Yikes! The last two weeks flew by. I know that I say that every time I write a post, but I’m amazed every time and find it a little scary. I’m also so busy, I wish I had more time in the day and was actually half-disappointed that today is a holiday because I wish I had one more day to get the stuff I was working on completed! Not really though, I always appreciate a day off.
There are known knowns; there are things we know we know.
We also know there are known unknowns; that is to say we know there are some things we do not know. But there are also unknown unknowns – there are things we do not know we don’t know. – Donald Rumsfeld
I had my supervisor in evaluating me today, and I know I shouldn’t get worked up about these things, but I do. Real or perceived, the stakes feel very high for me in such a tight job market, and I really want to shine. That hasn’t happened.
I over-prepared for this lesson. I had a back-up if the LCD projector broke. I made sure I had board-markers and extra pencils and pencil sharpeners if students didn’t bring their own. What I didn’t prepare for was today.
Setting the tone, I stubbed my toe stepping out of the shower and was hobbling around all day. I start off my lesson, about 5 minutes into it, and already I feel like I’ve been up in front teaching for an hour. The fire alarm goes off and everyone goes outside including me and my supervisor. The chatter outside was that someone had called in a bomb threat, and time goes by with us all freezing outside. By the time we get back inside, there’s only about 20 minutes left in my lesson. The students settle down surprisingly quickly considering the ongoing drama, and then it’s dead silence. The “warm-up” review questions I had planned taking the first 10 minutes, ended up taking the whole class, with me at the front yammering away and poking and prodding the students to get answers . Sigh, definitely not my best lesson.
Anyways, my supervisor takes off a couple minutes early because he has to supervise another student-teacher in the same school. I’m supposed to meet him in a hour during lunch hour, but then during the next class, while he was supervising the other student teacher, the fire alarm goes off again! This time someone set a fire in the bathroom, and the result is we’re all sent home for the day.
There is a silver lining. I spoke to my supervisor on the phone and he wasn’t too concerned about it and he told me he has enough to write me a report. Expect the unexpected. I’m just glad today is over.
A recent article in MacLean’s Magazine (the Canuck equivalent of Time or The Economist) questions math curriculum reform. The gist of the article is that the math curriculum reform has created a confusing and over-complicated curriculum where neither teachers nor parents can keep up. A concerned coalition of parents and professionals, called the Western Initiative for Strengthening Education in Math (WISE), is pushing for reform that would return to teaching fundamentals and standard algorithms.
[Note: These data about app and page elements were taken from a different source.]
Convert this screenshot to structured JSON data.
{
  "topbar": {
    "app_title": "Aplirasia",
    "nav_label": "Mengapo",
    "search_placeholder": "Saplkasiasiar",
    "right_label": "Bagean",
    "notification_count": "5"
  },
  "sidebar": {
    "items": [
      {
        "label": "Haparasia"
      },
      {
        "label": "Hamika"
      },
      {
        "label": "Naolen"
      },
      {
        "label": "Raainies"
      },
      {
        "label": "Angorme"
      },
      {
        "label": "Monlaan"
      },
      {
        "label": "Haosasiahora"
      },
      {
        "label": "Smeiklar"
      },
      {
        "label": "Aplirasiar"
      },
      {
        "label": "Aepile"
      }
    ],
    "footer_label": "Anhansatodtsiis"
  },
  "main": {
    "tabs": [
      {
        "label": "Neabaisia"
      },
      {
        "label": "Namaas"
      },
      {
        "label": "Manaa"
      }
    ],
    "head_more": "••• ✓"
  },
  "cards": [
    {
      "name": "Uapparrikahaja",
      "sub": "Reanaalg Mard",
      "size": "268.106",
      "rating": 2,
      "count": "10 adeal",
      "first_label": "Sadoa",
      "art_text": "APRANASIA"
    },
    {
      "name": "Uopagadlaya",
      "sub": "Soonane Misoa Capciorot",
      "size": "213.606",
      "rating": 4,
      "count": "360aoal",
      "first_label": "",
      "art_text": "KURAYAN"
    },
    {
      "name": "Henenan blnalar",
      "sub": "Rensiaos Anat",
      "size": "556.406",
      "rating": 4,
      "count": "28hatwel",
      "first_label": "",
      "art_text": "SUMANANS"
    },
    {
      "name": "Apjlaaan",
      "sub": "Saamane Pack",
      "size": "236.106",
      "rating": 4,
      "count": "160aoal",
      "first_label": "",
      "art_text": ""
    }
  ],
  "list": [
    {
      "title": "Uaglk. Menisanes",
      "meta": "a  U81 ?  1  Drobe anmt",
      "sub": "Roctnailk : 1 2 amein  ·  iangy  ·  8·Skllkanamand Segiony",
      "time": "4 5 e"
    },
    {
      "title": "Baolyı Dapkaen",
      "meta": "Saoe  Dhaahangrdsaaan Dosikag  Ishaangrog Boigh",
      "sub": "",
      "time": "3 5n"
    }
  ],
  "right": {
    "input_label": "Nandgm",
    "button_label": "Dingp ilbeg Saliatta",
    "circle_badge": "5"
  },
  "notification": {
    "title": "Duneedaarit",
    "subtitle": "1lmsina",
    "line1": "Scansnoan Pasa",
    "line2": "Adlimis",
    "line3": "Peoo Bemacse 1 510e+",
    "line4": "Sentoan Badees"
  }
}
John Scammell had previously taken WISE to task in this blog post, sparking some good conversation that included some participation from WISE members.
I have mixed feelings myself, and the article is obviously full of hyperbole. They mention an engineer who spends 2 hours every night re-learning his children’s math so he could help them with it, which is something I find hard to believe. However, there’s something to be said for simplicity. If teachers are not so comfortable with math themselves, and try teaching non-standard algorithms as rigidly as they teach standard algorithms, I could see that causing a lot of the confusion and creating more problems than it solves. I also believe discipline and practice is something that we underrate in our math education.
Well, blogging is kind of like going to the gym. It’s hard to get back into it once you take a break. I don’t have much to say in this post so consider it equivalent to a light workout, just to get back into it.
To be honest, there’s not a lot that’s new, really, and I’m so busy these days that reflection is the least of my concerns. It’s hard to keep up, and it feels like I’m constantly one step behind. I may only be practice-teaching, but I can already empathize with first year teachers.
My big thing right now is that I have four weeks of teaching left and I’m trying to relax and just enjoy them. There’s something to be said for being relaxed as a teacher, because you set the class tone. It’s not easy though. With the last few months of the program fading, and hard decisions and lots of personal and career changes coming up, I feel like I’m in a little bit of a pressure-cooker at the moment.
I’m going to take a break from blogging. This is the last week before March break and I could use some downtime from thinking about teaching. I’ll resume blogging late next week or early the week after (the 19th.)
A whole week gone by already!
I can’t believe how fast time is flying. One thing about just starting teaching is I constantly feel one step behind. It’s hard to take personal time off let alone time to publicly reflect in a blog space.
Well, I did take the time to reflect. And when I did, the flood gates opened a little too wide and I wrote a bit too much. I’ve had to cut this down quite a lot and focus on what I want to get out of writing this post.
Another week down. I can’t believe how fast time is going by, teaching at the high school level, it’s flying by, which is a completely different experience than being a high school student where some classes feel like they’re going to last forever. Funny how that is.